Page 312 - AVENGE, O Lord, thy slaughtered saints, whose bones Lie scattered on the Alpine mountains cold; Even them who kept thy truth so pure of old, When all our Fathers worshipped stocks and stones...
Page 387 - I am a miserable and wretched creature, I am in covenant with thee, through grace, and I may, I will, come to thee for thy people.
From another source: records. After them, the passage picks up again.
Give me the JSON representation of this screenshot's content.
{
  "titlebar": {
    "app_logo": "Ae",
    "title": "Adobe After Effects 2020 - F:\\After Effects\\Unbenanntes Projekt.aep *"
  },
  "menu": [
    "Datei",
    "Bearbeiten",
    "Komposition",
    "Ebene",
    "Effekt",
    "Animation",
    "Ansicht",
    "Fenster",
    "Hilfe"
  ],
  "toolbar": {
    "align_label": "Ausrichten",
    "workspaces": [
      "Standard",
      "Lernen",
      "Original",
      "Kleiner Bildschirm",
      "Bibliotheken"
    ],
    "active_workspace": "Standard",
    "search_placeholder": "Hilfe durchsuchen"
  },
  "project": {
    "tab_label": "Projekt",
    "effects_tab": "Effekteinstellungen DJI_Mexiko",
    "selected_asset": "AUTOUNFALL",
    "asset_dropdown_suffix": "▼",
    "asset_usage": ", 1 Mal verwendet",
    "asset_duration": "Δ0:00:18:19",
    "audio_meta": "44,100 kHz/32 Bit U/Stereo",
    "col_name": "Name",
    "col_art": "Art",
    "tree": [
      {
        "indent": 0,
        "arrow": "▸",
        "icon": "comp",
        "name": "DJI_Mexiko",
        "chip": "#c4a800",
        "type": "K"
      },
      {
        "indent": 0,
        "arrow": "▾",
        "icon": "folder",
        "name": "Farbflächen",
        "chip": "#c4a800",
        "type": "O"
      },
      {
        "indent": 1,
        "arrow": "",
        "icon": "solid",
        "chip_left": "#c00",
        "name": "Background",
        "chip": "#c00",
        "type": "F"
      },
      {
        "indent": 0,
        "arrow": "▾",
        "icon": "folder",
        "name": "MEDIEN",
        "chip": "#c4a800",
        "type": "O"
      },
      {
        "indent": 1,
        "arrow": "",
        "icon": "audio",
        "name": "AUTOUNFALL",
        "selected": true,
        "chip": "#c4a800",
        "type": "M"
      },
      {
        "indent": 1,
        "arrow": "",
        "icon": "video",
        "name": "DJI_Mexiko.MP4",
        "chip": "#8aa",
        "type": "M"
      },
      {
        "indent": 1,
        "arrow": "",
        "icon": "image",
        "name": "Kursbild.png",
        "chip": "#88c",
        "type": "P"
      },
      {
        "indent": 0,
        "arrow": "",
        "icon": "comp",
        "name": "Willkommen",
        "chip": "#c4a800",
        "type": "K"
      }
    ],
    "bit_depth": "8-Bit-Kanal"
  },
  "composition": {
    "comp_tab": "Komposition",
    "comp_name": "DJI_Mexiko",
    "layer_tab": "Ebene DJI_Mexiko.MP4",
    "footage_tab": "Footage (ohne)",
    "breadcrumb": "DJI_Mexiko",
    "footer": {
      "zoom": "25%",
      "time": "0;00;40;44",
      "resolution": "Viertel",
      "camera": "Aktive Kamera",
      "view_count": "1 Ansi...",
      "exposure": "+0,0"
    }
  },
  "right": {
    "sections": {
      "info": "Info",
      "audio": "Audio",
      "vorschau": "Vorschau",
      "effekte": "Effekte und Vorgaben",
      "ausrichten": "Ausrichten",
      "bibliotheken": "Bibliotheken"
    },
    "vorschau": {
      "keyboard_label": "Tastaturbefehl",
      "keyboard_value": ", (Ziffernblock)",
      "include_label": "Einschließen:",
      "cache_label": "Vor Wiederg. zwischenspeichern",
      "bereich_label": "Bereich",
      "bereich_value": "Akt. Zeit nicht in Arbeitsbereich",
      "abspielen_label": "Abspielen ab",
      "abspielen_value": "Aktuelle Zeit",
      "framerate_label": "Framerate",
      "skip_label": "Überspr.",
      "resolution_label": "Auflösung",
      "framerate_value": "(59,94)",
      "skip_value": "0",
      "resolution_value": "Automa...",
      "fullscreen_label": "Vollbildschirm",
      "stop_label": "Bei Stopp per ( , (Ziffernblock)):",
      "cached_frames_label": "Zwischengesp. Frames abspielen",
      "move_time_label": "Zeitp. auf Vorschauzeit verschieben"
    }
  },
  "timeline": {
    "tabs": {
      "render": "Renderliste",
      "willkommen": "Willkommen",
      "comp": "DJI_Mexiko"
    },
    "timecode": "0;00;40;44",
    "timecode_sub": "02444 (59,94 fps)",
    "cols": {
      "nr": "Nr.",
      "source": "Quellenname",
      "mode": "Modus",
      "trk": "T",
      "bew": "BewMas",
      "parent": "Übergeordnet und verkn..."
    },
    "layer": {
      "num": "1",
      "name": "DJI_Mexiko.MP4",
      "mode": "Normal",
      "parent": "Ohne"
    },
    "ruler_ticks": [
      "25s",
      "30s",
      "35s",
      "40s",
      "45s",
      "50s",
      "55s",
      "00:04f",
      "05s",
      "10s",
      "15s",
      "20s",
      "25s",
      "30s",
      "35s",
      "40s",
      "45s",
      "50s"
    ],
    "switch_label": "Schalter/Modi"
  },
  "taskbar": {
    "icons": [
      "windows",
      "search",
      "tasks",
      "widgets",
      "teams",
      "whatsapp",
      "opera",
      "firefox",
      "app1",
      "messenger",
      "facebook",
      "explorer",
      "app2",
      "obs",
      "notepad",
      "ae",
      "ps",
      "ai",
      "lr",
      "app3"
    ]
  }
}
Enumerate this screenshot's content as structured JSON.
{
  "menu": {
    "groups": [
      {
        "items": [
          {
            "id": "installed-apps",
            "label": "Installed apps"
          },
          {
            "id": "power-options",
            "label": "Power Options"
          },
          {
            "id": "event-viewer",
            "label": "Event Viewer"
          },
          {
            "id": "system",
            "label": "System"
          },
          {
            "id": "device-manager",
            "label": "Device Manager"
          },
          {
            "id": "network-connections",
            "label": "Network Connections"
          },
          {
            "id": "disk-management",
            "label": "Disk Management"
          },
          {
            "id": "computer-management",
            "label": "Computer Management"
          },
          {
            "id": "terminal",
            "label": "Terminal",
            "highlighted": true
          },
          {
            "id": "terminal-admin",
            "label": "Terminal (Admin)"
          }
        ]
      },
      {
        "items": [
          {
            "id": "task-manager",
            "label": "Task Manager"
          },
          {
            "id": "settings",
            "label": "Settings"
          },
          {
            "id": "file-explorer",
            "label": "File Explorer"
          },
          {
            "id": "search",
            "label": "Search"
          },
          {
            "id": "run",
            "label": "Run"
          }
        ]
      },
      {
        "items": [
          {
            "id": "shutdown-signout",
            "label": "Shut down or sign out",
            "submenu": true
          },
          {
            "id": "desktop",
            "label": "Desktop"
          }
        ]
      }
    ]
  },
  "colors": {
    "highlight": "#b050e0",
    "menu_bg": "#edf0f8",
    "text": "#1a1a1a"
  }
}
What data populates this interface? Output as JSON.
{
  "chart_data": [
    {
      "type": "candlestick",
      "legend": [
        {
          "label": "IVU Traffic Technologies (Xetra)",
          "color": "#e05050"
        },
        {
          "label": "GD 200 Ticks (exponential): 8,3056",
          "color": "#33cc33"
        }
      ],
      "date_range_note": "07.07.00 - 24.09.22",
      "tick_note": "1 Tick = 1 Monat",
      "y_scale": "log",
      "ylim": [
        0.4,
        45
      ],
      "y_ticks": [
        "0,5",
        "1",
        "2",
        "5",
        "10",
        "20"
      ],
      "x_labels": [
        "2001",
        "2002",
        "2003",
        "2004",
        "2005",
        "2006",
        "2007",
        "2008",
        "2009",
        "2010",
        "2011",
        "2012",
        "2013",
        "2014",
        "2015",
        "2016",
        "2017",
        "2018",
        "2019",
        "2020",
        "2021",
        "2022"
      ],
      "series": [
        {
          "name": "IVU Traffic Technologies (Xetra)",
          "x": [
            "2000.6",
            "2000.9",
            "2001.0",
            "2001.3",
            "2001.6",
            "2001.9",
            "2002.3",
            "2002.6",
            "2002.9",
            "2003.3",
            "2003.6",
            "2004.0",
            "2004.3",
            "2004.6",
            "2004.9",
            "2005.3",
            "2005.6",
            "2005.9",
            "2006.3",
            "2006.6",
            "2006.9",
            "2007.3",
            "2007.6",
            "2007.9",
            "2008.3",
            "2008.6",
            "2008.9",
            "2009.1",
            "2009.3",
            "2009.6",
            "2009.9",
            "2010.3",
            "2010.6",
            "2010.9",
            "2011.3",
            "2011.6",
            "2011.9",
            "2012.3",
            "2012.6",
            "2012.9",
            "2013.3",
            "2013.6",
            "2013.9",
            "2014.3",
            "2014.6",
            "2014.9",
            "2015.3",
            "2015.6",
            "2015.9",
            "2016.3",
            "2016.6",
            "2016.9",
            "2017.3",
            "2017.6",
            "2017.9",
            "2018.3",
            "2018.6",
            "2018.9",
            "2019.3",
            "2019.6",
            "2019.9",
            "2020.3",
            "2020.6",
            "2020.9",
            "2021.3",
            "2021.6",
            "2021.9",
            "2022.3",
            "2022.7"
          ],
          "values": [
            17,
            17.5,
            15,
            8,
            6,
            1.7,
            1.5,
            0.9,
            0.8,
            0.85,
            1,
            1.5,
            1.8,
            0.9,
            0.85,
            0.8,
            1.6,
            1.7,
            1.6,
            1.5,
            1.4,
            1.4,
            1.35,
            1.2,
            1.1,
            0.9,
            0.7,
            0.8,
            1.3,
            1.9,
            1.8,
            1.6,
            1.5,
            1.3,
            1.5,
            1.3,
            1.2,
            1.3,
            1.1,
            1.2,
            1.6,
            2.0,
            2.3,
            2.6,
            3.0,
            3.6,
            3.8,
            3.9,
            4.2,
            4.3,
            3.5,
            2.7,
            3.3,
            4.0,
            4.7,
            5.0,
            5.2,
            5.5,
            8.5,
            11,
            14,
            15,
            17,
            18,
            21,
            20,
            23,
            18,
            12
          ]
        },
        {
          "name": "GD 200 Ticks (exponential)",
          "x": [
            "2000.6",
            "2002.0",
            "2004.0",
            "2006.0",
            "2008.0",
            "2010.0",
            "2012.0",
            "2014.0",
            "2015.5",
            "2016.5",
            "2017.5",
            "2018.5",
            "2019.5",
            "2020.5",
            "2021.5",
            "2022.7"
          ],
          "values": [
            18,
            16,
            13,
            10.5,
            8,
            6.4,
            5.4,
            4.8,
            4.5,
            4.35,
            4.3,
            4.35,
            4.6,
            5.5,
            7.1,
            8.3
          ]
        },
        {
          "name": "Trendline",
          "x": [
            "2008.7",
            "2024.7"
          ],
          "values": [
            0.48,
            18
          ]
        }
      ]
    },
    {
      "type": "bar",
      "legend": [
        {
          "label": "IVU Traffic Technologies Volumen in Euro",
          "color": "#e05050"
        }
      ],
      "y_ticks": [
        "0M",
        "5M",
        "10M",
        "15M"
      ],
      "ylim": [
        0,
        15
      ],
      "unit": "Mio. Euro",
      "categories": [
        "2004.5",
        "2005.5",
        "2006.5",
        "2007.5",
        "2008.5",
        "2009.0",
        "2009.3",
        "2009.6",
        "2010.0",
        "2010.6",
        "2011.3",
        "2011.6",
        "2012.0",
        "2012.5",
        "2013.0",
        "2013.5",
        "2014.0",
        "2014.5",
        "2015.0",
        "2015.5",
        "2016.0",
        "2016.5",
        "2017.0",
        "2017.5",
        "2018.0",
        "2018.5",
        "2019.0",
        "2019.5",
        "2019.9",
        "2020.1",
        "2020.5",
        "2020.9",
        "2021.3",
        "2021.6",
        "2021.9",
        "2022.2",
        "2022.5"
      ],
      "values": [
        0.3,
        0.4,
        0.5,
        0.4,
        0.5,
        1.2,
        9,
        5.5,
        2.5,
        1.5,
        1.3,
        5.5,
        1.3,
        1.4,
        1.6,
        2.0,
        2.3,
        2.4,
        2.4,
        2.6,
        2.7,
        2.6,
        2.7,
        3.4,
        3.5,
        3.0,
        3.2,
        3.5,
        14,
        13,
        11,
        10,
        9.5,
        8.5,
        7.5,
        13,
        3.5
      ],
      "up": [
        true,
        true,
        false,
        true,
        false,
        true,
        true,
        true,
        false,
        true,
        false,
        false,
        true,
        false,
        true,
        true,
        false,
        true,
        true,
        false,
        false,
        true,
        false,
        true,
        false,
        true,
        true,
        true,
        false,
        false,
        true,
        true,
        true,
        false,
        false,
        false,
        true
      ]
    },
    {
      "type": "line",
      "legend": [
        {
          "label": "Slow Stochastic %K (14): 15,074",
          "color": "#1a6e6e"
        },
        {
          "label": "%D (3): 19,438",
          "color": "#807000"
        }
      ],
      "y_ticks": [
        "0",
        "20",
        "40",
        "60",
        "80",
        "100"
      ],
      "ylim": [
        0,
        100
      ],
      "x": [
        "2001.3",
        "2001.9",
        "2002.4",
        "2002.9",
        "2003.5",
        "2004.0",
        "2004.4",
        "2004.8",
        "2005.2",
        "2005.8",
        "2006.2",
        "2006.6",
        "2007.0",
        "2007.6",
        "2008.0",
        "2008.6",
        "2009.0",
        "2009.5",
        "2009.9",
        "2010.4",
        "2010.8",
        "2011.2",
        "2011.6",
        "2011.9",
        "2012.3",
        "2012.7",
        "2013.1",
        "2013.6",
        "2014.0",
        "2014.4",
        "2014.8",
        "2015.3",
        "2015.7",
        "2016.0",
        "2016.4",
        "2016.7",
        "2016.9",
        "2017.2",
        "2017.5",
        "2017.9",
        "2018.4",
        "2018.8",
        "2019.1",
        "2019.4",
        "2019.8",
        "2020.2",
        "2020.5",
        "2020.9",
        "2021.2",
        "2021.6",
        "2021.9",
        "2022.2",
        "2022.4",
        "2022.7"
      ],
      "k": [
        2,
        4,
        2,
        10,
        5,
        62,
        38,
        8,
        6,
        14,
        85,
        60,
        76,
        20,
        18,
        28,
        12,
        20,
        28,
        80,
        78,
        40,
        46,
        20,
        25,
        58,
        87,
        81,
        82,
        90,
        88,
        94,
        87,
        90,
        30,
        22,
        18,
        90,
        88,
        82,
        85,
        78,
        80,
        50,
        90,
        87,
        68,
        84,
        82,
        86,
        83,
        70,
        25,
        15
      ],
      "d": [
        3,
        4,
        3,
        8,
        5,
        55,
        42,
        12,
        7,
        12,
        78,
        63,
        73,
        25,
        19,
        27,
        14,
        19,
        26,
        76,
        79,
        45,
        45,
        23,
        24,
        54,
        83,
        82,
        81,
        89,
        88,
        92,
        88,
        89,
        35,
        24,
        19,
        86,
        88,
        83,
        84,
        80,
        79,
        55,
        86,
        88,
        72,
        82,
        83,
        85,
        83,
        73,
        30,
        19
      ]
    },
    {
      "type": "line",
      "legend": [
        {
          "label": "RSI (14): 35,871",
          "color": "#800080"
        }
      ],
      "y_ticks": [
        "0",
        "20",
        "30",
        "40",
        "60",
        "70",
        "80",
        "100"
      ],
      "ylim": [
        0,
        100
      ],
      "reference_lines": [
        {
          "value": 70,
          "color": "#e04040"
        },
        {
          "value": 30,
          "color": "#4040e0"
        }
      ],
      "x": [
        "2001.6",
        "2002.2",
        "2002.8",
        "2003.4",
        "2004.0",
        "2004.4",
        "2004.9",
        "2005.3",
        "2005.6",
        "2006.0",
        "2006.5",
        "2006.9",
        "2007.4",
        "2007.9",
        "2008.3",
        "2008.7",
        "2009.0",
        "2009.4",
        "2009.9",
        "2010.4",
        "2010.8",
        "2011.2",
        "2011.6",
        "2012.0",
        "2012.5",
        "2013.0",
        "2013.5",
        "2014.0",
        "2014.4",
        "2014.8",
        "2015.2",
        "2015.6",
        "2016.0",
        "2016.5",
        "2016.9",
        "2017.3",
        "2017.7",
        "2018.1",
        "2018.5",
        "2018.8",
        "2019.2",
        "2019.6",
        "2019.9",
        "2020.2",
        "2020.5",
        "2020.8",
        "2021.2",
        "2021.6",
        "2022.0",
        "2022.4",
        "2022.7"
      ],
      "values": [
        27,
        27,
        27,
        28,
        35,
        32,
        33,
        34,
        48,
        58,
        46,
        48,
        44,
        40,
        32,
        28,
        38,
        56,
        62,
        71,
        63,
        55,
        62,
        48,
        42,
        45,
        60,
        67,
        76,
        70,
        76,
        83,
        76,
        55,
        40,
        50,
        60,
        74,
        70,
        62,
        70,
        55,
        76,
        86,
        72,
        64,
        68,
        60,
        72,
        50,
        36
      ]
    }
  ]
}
Thou hast made me (though very unworthy) a mean instrument to do them some good, and thee service; and many of them have set too high a value upon me, though others wish and would be glad of my death...
Page 289 - now' begin, — and though, at present, with a most unworthy person ; yet, as to the future, it might be after this manner ; and I thought this might usher it in ! [A noble thought, your Highness .'] I am speaking as to my judgment against making Government hereditary.
Page 362 - OLIVER, by the grace of God Lord Protector of the Commonwealth of England, Scotland, and Ireland, and the dominions and territories thereunto belonging, to...
Page 61 - I have sought the Lord night and day, that He would rather slay me than put me upon the doing of this work.
Page 387 - Thy instruments, to depend more upon Thyself. Pardon such as desire to trample upon the dust of a poor worm, for they are Thy People too. And pardon the folly of this short Prayer : — Even for Jesus Christ's sake. And give us a good night, if it be Thy pleasure. Amen.
Page 145 - Where none can sin against the people's will! Where crowds can wink, and no offence be known. Since in another's guilt they find their own! Yet fame deserved no enemy can grudge; The statesman we abhor, but praise the judge. In Israel's courts ne'er sat an Abethdin With more discerning eyes, or hands more clean, Unbribed, unsought, the wretched to redress; Swift of dispatch, and easy of access.